In her aangan I tread, I tread as her heart ebbs 
Hark the turning tides, the teary-eyed, the flooding gates 

Tracing the slightest displacement of sand of peculiar shapes, some reclaimed by dust, some trampled, some obscured by rain, others too hard to notice, I find two sets of footprints, one large and one about half its size. I follow this pair of pugmarks for at least half a kilometer on a kuchha road connecting two villages, only one motorbike passing us on this hour-long walk. The set belongs to a mother leopard and her cub, and by the look of it we gauge it to be from their last night’s saunters. Trying not to walk over them, I stick to the gravelly sideway, thinking of what they were thinking walking through here. No vehicular tracks, or that of cattle, disturbed their journey, but they took a cut into the woods where no paths go.

That sound of her kangana ‘round her arms holding fallen stars 
Those soft palms pressed gently against the tree’s scars 

Two cattle calves vanished around this road last week, they are yet to be found. The leopardess might have something to do with it, I’m told. A ‘territorial’ division simply means a managed forest, protected for its timber more than its natural or intrinsic value. But change is a-foot. The chowkidars I walk with are in-tune with their lands: water sources during hot summers, safe havens for mothers, the feeding grounds of bears and the ecology of smooth, unobstructed, porous mosaic of human settlements among the wilds, they know it all like the back of their hands. Just knowing that they exist well outside of their isolated, pocketed presence, with someone to watch over, fills me with awe and hope.

Not one left behind, not one left undone 
I watch her return to her house her hair tied in a bun 

A rainy day, a shroud of unannounced song-less rain cloaks the winter sun. Somewhere on the hill two tigers meet. He who crossed the river to find her, and she who lay claim to this land of commons. The sacred hill that writes by itself now the abode of a pair of tigers. A few days ago they brought down a buffalo and stripped it clean of flesh. I visited the altar where they both dined. Except for a big pile of scat there was nothing of the tigers. The scavengers then scattered the carcass bone by bone. The buffalo owner received his compensation, and the pair now sing together every night and every morning, quarrel in their hill, and are seen passing by the village heedless to people who witness their romantic story between the two rivers.

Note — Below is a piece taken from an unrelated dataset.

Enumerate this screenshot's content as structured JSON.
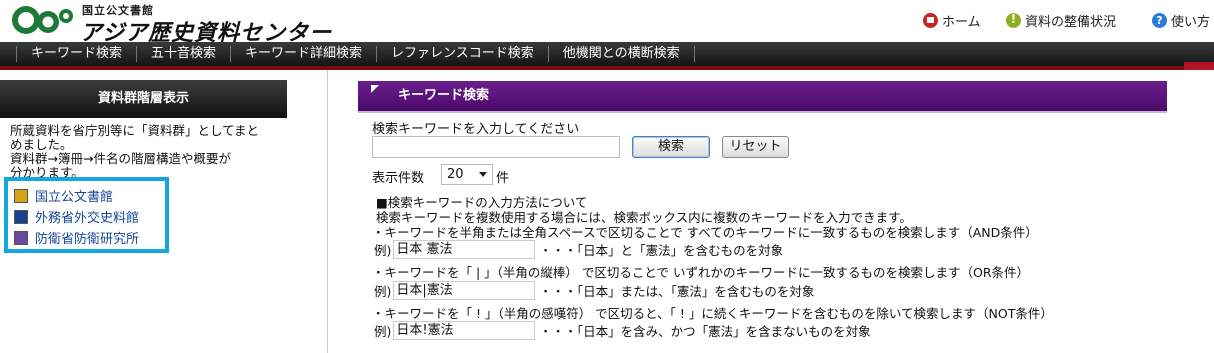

There is no dearth of the likes of me, no there isn’t 
A speck of dust in the sunshine that consumes her aangan. 

‘How do people live here, knowing there are tigers and bears and leopards in every nook and corner?’ my friend asks, more in amazement than horror. His amazement fascinates me for I can see from his eyes what I see: people going to work in farms, collect drywood in the forest, and speak of tigers and other wildlife sauntering their gullies even as they damage crops, chase livestock, and pose a threat to life, like they are a part of a community. It is not easy living with bears and tigers and leopards. In fact, we shouldn’t use the words easy or difficult here for they are all relative. The forests I walk today with my heart clutched between my fists – I may be exaggerating a wee bit – and the villager walking in his chappal, are two ends of a spectrum only if you view it from far, as an outsider. This ecosystem has fallen apart is most places, and is rarer than the areas we celebrate as protected. I may not understand the whole philosophy yet, but this much I know: wherever it exists, it does because of tolerance. Without tolerance there is no coexistence.

The poem is titled Mahuarin. This piece is heavily inspired by Ghosteen, the forests I walk, and those who left a mark.

We enter the new year with trepidation. I hope the new year is full of the best things we deserve - freedom most of all. Wish you a very happy new year.